_Description of the task:_ Each record that follows should be repeated exactly, minus any images.

_Data:_
====

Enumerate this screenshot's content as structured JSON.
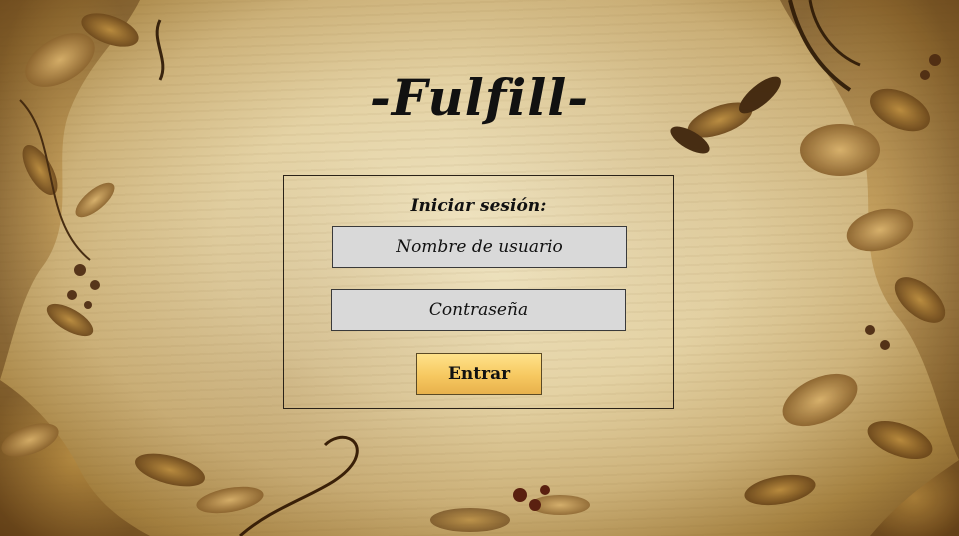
{
  "app": {
    "title": "-Fulfill-"
  },
  "login": {
    "heading": "Iniciar sesión:",
    "username_placeholder": "Nombre de usuario",
    "password_placeholder": "Contraseña",
    "submit_label": "Entrar"
  },
  "colors": {
    "button_gradient_top": "#ffe28a",
    "button_gradient_bottom": "#e8b14c",
    "field_background": "#d9d9d9",
    "text": "#111111"
  }
}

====

_Your solution:_
Enumerate this screenshot's content as structured JSON.
{
  "app": {
    "title": "-Fulfill-"
  },
  "login": {
    "heading": "Iniciar sesión:",
    "username_placeholder": "Nombre de usuario",
    "password_placeholder": "Contraseña",
    "submit_label": "Entrar"
  },
  "colors": {
    "button_gradient_top": "#ffe28a",
    "button_gradient_bottom": "#e8b14c",
    "field_background": "#d9d9d9",
    "text": "#111111"
  }
}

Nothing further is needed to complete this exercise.